All these givens aside, airlines are actively upping their game as their global audience gets more diverse and demanding. Turkish Airlines feel so confident we'll enjoy their on-board fare that its new advertising campaign is based entirely on the quality of their food, highlighting their most inspired dishes.



1. Unlock the fifth flavour
The mystery of our dwindling taste (around 30% less than on the ground) perplexed the airline industry for years – leading to food being pumped full of salt and sugar to accommodate. This obviously isn't a perfect solution, and is one of the many factors that gave the industry a bad culinary reputation. There is one flavour that doesn't seem to be affected by altitude – umami. Thought to be the reason why passengers enjoy the umami rich tomato juice that makes up an inflight Bloody Mary, it's found in spinach, mushrooms, parmesan cheese and has been a key ingredient in menus developed by airlines such as British Airways.

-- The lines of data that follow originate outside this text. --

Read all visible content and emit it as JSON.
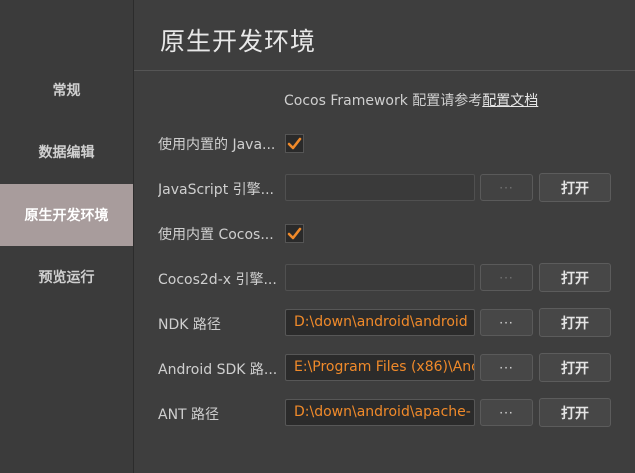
{
  "sidebar": {
    "items": [
      {
        "label": "常规"
      },
      {
        "label": "数据编辑"
      },
      {
        "label": "原生开发环境"
      },
      {
        "label": "预览运行"
      }
    ]
  },
  "main": {
    "title": "原生开发环境",
    "hint_text": "Cocos Framework 配置请参考",
    "hint_link": "配置文档",
    "rows": {
      "use_builtin_js_label": "使用内置的 Java...",
      "js_engine_label": "JavaScript 引擎...",
      "use_builtin_cocos_label": "使用内置 Cocos...",
      "cocos2dx_engine_label": "Cocos2d-x 引擎...",
      "ndk_label": "NDK 路径",
      "ndk_value": "D:\\down\\android\\android",
      "android_sdk_label": "Android SDK 路...",
      "android_sdk_value": "E:\\Program Files (x86)\\Anc",
      "ant_label": "ANT 路径",
      "ant_value": "D:\\down\\android\\apache-"
    },
    "browse_label": "···",
    "open_label": "打开",
    "checkbox_color": "#f08a2a",
    "path_text_color": "#f08a2a"
  }
}
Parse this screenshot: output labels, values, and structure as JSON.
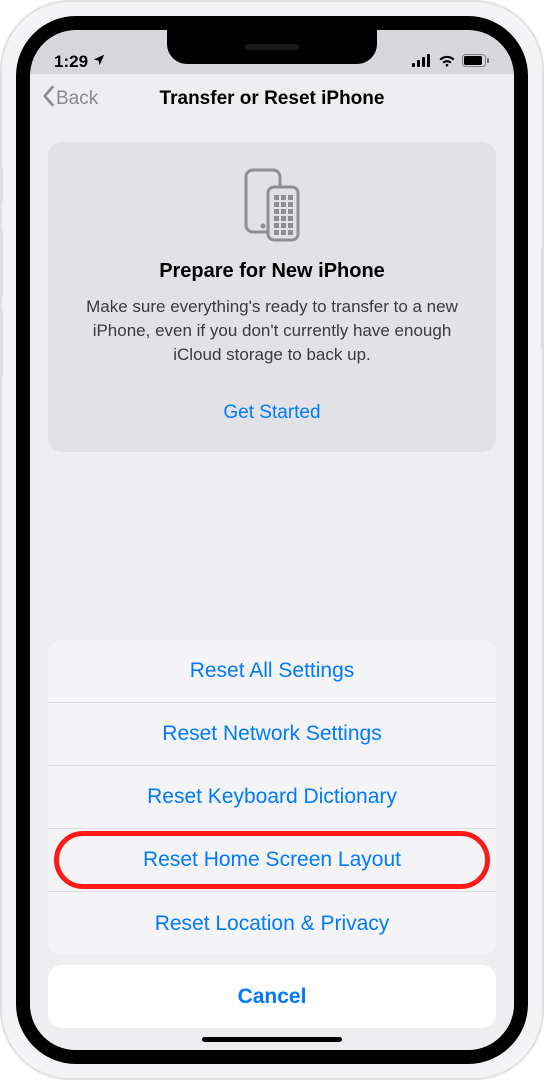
{
  "status": {
    "time": "1:29",
    "location_arrow": "↗"
  },
  "nav": {
    "back_label": "Back",
    "title": "Transfer or Reset iPhone"
  },
  "card": {
    "title": "Prepare for New iPhone",
    "description": "Make sure everything's ready to transfer to a new iPhone, even if you don't currently have enough iCloud storage to back up.",
    "link": "Get Started"
  },
  "sheet": {
    "items": [
      {
        "label": "Reset All Settings"
      },
      {
        "label": "Reset Network Settings"
      },
      {
        "label": "Reset Keyboard Dictionary"
      },
      {
        "label": "Reset Home Screen Layout"
      },
      {
        "label": "Reset Location & Privacy"
      }
    ],
    "cancel": "Cancel"
  }
}
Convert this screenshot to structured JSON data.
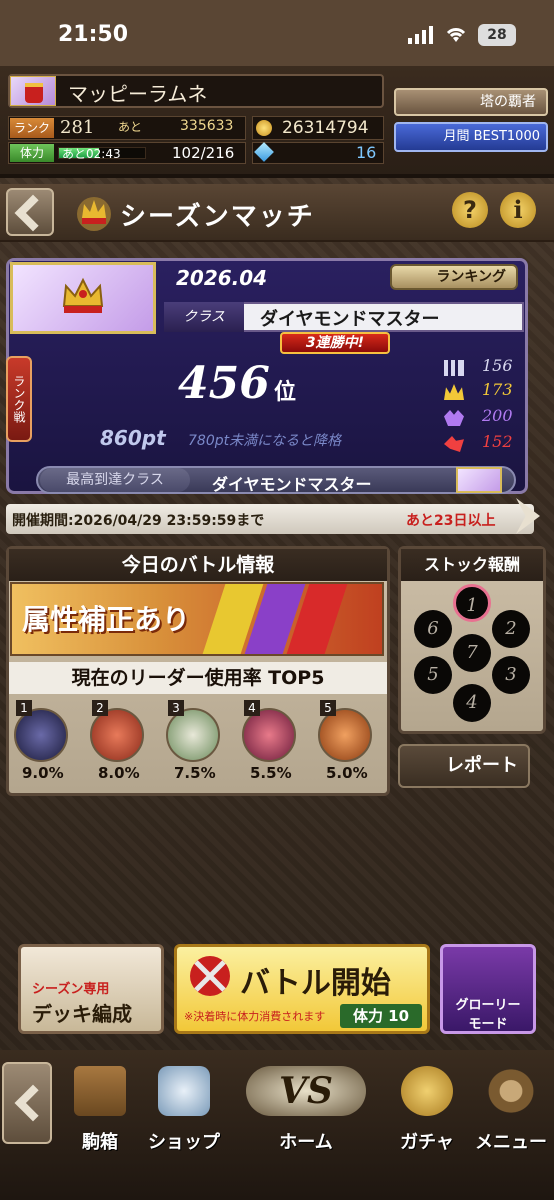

2. Spice it up
A quick scan of the Skytrax awards show that the Asian airlines generally score highly for their food offering, with Thai Airways currently voted best economy meal by passengers. Asian cuisine is particularly suited to this challenge. On a practical level curry is easy to eat and perhaps also a little simpler to heat than a traditional British fare – the sauce being an integral part of the meal, not a disguise for the dried up meat that lurks below. Asian food has another aspect in its favour - it's spiciness.

3. Celebrate the limitations
There's a lot to be said to working within tight constraints, it's an approach that would definitely benefit the airline meal. A less westernised approach to the food delivery also seems appropriate - the need to have a knife, fork and plate seems strangely quaint. Bowls, bento boxes or tagines all provide better ways to serve food when space is at a premium, simplifying the process down and shifting the emphasis to eating with a single fork, spoon or even by hand. Sharing dishes could make the experience more convivial - it's a format that is supported by many cuisines, from tapas to Middle Eastern flat breads and dips. It would be interesting to give a chef free reign to look at the entire process from the means of production, storage and serving - and see exactly what they could create.